Here's a freebie. The following is an excerpt from my book, Tapping Creativity.
Most often creativity comes from stepping outside your normal approach to writing and dabbling in something different. With its dominance in the life of so many adults, it might be beneficial to try your hand at erotica. Although erotica is not the easiest genre to poke around in, the rewards of a well-worked piece will add a new dimension to your writing.
While I don’t claim to be a fine writer of erotica, I’ve sunk enough into it to know it can be hard. The one big advantage of this particular style to writers who’ve never tried penetrating it before is that each time can be a unique experience and, like its real life counterpart, it is only limited my your imagination.
From the writings of the Marquis de Sade to DH Lawrence’s Lady Chatterley’s Lover, nothing seems to stir the pot of the literary police quite like erotica, be it crude and vulgar or elegant and highbrow. In your own experimenting, feel free to write to whatever level you wish. Maybe you’re a fairly conservative person who would like to challenge yourself by really pushing the limits of your comfort. Perhaps you’re quite outspoken and detail-oriented in your personal life and would like to be more subtle and intriguing on the page.

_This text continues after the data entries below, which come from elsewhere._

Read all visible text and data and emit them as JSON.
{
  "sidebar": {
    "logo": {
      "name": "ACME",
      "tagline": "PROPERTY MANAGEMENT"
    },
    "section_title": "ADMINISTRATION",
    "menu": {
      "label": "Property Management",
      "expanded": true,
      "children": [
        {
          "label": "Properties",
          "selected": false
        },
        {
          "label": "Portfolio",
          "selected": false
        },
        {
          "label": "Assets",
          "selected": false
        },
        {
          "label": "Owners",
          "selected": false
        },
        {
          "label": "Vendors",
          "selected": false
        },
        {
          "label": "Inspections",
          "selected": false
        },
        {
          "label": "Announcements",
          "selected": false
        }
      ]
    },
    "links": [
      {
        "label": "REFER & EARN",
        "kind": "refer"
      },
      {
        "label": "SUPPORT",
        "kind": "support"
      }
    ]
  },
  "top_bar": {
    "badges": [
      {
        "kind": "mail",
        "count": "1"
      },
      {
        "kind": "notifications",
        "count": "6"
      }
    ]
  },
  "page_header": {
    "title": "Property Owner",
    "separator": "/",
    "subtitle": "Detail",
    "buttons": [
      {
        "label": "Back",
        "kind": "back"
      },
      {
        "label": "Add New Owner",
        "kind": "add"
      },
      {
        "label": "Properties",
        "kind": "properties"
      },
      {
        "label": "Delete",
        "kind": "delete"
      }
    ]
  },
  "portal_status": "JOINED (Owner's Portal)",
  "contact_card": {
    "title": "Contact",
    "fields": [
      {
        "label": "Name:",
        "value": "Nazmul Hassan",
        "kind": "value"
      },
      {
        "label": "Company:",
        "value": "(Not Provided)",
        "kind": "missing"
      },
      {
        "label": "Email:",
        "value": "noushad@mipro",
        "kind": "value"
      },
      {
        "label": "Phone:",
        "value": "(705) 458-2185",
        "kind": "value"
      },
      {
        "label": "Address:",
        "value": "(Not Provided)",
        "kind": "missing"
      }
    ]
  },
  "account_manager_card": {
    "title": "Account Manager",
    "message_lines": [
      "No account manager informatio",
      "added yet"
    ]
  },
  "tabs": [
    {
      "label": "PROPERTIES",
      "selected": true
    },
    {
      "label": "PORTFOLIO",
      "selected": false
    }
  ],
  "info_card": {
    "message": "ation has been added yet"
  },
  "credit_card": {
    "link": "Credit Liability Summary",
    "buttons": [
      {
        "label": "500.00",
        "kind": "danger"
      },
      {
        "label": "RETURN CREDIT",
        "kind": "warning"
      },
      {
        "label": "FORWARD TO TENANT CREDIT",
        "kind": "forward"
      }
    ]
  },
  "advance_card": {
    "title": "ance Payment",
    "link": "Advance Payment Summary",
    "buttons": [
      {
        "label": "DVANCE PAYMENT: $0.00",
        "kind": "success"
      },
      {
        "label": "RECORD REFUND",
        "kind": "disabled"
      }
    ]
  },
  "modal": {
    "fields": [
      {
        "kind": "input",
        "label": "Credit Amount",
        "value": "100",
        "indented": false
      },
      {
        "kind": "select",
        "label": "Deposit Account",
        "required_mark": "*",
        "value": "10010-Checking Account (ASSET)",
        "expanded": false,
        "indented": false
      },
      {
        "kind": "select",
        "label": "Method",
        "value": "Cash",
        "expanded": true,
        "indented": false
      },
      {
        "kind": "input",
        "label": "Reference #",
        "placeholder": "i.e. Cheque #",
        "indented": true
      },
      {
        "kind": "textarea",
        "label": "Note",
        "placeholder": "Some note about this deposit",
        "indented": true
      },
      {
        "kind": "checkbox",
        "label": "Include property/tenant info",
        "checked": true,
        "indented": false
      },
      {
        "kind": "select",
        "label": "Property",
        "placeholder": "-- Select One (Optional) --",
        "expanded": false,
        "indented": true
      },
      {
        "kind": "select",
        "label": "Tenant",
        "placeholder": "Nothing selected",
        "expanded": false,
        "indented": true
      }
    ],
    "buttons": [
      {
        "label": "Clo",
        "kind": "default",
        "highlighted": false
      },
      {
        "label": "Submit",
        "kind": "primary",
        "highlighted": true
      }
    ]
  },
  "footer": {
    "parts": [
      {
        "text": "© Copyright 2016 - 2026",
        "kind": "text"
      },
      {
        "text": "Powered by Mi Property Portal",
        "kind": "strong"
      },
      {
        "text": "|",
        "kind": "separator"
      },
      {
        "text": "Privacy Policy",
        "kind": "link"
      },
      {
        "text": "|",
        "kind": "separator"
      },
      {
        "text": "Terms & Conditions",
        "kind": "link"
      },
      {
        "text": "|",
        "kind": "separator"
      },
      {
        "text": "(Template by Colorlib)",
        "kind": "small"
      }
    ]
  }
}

I try to show examples of my own work as a way to illustrate the possibilities of the exercise. This time I’m going to pull out, though. I want you to also be able to write in this style without the fear of someone looking over your shoulder. Writing free of inhibitions will produce more convincing episodes. So this time, I won’t show you mine and you won’t have to show me—or anybody else—yours, if you so choose.
Something to keep in mind is this: like every other event that happens to your characters, however, adult scenes should be used to further your story rather than gratuitous episodes to simply fill pages. Again, as in real life, intimacy is often affected by other situations. Keep some of these in mind:
• What is the relationship of the persons involved? (e.g., age, married, affair?)
• Where is it happening? (e.g., hotel room, dorm, in car, on a NYC rooftop during the Macy’s parade?)
• What is your perspective? (first-person, omniscient, peeping tom?)
• What happens after?
• How will the answer to the previous question influence the scene?
Whichever highway your pen leads you down, just remember that the ability to write adult scenes appropriate to your story simply puts another tool in your box. And I can’t think of other writing exercises that wouldn’t be nearly as enjoyable.